Pascarella declined to respond to the lawyer's criticism.
Shortly after buying the 16-acre property in 1969, the Gardners began running a backyard dump – storing, burying, and burning everything from roofing materials and liquid wastes to the metal carcasses of automobiles and appliances. Napoleon suspects the county finds itself in an awkward position on enforcement since the dump was known for years to Albemarle authorities who allowed it to exist without regulation.
In meetings with County officials, family members have stated that the Gardners are self-styled "scavengers" who can't afford full-scale cleanup of their property, according to County records.
The neighbors believe that alleged third-party dumpers should pitch in. County documents indicate that Gardner family members identified Cecil Gardner's longtime employer, W.A. Lynch Roofing, as responsible for much of the construction debris.
While the roofer denies responsibility, president William A. Lynch said in a statement that the company has offered to help remove materials– but only because Cecil Gardner was a "loyal, long-time employee."
County zoning administrator Amelia McCulley says the county will pursue other responsible parties only if the Gardners "cease to make progress."
But because the County waited so long, Bailey contents, "That chance is pretty much lost."
Pascarella says his agency does "believe some of the waste material was from Lynch Roofing," but when it comes to the cleanup tab, "DEQ looks to the property owner."
Even if the Gardners are required to carry out testing, Bailey says, their inability to pay "does not alleviate the responsibility of DEQ to determine contamination."
When contacted for this story, Doris Gardner said her neighbors are making the situation sound worse than it is. But then she cut off the conversation, saying, "Don't call me anymore."
Already, neighbors question specifics of the cleanup. On November 8, Napoleon says, she witnessed an "unsecured, tractor-trailer size load" leaving the Gardner property. Shortly thereafter, she discovered "a huge chunk of metal in the road that could have killed someone."

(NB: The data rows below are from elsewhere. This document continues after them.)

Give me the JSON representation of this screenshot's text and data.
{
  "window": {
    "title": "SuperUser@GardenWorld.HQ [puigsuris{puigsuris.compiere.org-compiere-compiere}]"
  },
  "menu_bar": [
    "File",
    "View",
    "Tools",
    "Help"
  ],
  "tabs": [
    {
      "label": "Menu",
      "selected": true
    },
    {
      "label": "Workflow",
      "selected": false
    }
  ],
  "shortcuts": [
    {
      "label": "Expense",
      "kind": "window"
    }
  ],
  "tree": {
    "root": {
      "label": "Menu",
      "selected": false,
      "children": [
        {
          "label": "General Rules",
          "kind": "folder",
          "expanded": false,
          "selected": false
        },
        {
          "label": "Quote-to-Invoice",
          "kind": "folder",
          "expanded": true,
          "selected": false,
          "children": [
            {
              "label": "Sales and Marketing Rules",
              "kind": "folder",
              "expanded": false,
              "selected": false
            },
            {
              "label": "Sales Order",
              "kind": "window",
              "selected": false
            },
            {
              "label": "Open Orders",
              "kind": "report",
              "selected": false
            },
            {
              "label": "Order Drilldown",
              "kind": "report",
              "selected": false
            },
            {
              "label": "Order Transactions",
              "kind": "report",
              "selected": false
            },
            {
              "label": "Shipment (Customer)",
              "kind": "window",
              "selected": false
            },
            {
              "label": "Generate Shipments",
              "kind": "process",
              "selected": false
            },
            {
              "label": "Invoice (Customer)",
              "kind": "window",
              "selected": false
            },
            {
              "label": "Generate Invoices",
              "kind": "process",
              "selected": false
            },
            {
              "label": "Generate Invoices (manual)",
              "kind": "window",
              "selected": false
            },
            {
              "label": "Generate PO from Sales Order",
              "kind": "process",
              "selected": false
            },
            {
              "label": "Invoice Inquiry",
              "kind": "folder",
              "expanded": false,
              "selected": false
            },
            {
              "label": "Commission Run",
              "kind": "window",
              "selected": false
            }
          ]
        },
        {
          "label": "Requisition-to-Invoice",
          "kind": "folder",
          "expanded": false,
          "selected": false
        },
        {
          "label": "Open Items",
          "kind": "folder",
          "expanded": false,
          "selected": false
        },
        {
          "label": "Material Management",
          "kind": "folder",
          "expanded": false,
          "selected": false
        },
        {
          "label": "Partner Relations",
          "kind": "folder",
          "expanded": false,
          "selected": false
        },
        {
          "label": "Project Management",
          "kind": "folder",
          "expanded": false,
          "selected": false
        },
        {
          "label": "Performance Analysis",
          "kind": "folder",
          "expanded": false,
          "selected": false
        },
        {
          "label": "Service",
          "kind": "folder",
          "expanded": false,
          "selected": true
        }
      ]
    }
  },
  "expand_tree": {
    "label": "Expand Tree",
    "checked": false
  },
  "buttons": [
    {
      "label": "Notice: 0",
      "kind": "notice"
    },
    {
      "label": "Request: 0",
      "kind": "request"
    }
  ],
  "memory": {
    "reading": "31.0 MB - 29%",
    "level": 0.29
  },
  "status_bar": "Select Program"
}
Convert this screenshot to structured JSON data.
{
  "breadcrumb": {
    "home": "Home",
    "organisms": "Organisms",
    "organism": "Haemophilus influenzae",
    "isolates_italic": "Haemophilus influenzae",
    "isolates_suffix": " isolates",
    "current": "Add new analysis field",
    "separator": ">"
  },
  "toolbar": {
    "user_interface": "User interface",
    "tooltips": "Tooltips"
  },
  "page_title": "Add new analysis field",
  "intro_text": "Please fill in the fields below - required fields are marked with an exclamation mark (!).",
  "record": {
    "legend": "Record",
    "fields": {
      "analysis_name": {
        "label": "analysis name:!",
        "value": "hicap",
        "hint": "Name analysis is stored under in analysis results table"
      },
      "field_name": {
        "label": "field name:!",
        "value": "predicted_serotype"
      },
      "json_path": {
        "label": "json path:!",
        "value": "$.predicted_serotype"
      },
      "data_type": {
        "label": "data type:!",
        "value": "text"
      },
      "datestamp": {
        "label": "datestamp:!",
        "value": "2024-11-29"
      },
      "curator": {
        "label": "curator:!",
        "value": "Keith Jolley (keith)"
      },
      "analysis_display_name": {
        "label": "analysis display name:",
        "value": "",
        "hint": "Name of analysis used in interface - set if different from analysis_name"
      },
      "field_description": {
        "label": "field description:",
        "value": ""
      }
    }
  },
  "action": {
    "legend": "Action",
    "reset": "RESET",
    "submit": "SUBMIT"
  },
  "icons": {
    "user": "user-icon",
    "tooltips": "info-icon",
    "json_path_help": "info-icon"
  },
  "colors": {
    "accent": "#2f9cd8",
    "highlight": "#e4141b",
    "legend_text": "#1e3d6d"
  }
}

County zoning administrator Louise Wyatt concedes that the Gardners have done some hauling themselves, and, as the couple owns another 12-acre parcel behind their 16-acre dump, neighbors fear the trash could wind up in another unregulated location.
Pascarella disputes any suggestion that the owners may have moved wastes to avoid detection, citing "a lack of evidence" such as bulldozer tracks or freshly turned earth. He says he's also been in touch with the Ivy Landfill and confirmed that the Gardners have deposited trash there, though no records have been released to verify how much or how often.
Napoleon says she has suggested a simple solution: collect receipts for every truckload of trash hauled away. However, county and state officials have never wavered from their plan to collect documentation only for "high-priority" materials such as asbestos.
"Typically we require those receipts," says Pascarella. The DEQ has made a concession, he says, because the Gardners have dealt with them in an "open and forthright manner." The agency, he adds, has "no reason not to believe" the owners are depositing the waste in a regulated landfill.
Many neighbors, but no roofing company reps, spoke at the June 29 community meeting.
FILE PHOTO BY DEREK PELL
Pat Napoleon, one of the outspoken neighbors, speaks her mind.
FILE PHOTO BY DEREK PELL
The illegal dump was the subject of the Hook's June 16 cover story.